START Supplied data

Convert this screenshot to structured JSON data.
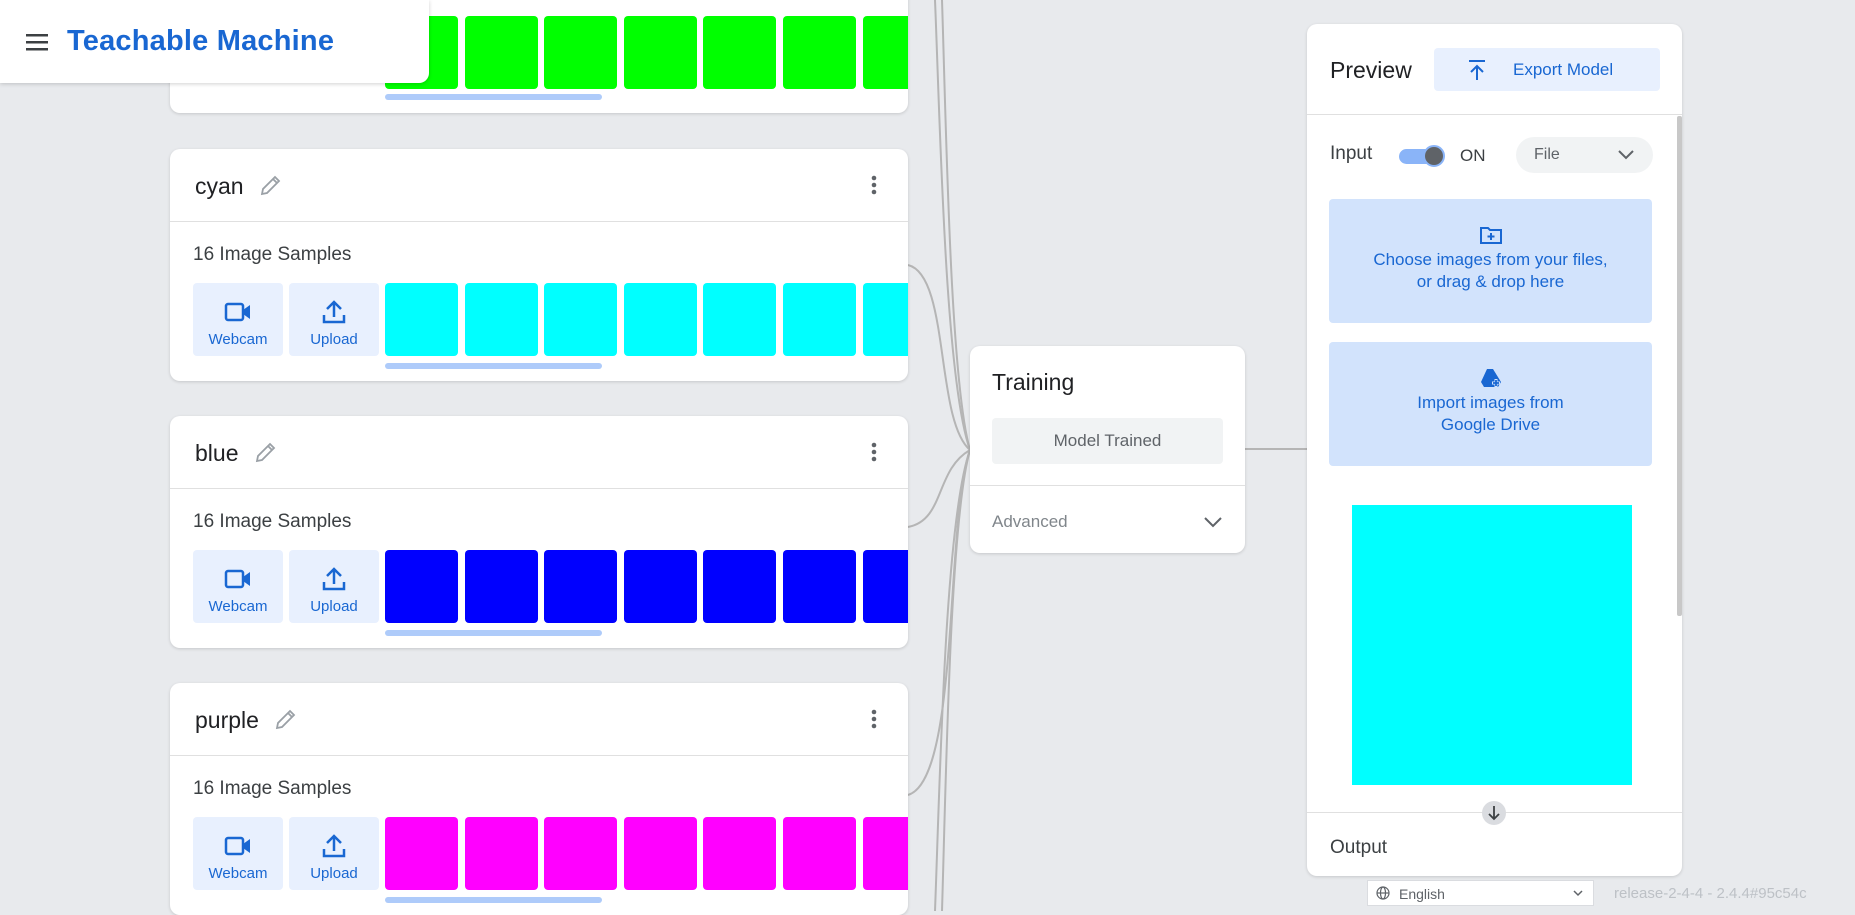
{
  "app": {
    "title": "Teachable Machine"
  },
  "colors": {
    "accent": "#1967d2",
    "green": "#00ff00",
    "cyan": "#00ffff",
    "blue": "#0000ff",
    "purple": "#ff00ff"
  },
  "classes": [
    {
      "name": "",
      "samples_label": "",
      "color": "#00ff00"
    },
    {
      "name": "cyan",
      "samples_label": "16 Image Samples",
      "color": "#00ffff",
      "webcam_label": "Webcam",
      "upload_label": "Upload"
    },
    {
      "name": "blue",
      "samples_label": "16 Image Samples",
      "color": "#0000ff",
      "webcam_label": "Webcam",
      "upload_label": "Upload"
    },
    {
      "name": "purple",
      "samples_label": "16 Image Samples",
      "color": "#ff00ff",
      "webcam_label": "Webcam",
      "upload_label": "Upload"
    }
  ],
  "training": {
    "title": "Training",
    "status_button": "Model Trained",
    "advanced_label": "Advanced"
  },
  "preview": {
    "title": "Preview",
    "export_button": "Export Model",
    "input_label": "Input",
    "toggle_state": "ON",
    "input_source": "File",
    "file_drop_text_1": "Choose images from your files,",
    "file_drop_text_2": "or drag & drop here",
    "drive_text_1": "Import images from",
    "drive_text_2": "Google Drive",
    "preview_color": "#00ffff",
    "output_label": "Output"
  },
  "footer": {
    "language": "English",
    "version": "release-2-4-4 - 2.4.4#95c54c"
  }
}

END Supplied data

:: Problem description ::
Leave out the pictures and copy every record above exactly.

:: Written answer ::
Convert this screenshot to structured JSON data.
{
  "app": {
    "title": "Teachable Machine"
  },
  "colors": {
    "accent": "#1967d2",
    "green": "#00ff00",
    "cyan": "#00ffff",
    "blue": "#0000ff",
    "purple": "#ff00ff"
  },
  "classes": [
    {
      "name": "",
      "samples_label": "",
      "color": "#00ff00"
    },
    {
      "name": "cyan",
      "samples_label": "16 Image Samples",
      "color": "#00ffff",
      "webcam_label": "Webcam",
      "upload_label": "Upload"
    },
    {
      "name": "blue",
      "samples_label": "16 Image Samples",
      "color": "#0000ff",
      "webcam_label": "Webcam",
      "upload_label": "Upload"
    },
    {
      "name": "purple",
      "samples_label": "16 Image Samples",
      "color": "#ff00ff",
      "webcam_label": "Webcam",
      "upload_label": "Upload"
    }
  ],
  "training": {
    "title": "Training",
    "status_button": "Model Trained",
    "advanced_label": "Advanced"
  },
  "preview": {
    "title": "Preview",
    "export_button": "Export Model",
    "input_label": "Input",
    "toggle_state": "ON",
    "input_source": "File",
    "file_drop_text_1": "Choose images from your files,",
    "file_drop_text_2": "or drag & drop here",
    "drive_text_1": "Import images from",
    "drive_text_2": "Google Drive",
    "preview_color": "#00ffff",
    "output_label": "Output"
  },
  "footer": {
    "language": "English",
    "version": "release-2-4-4 - 2.4.4#95c54c"
  }
}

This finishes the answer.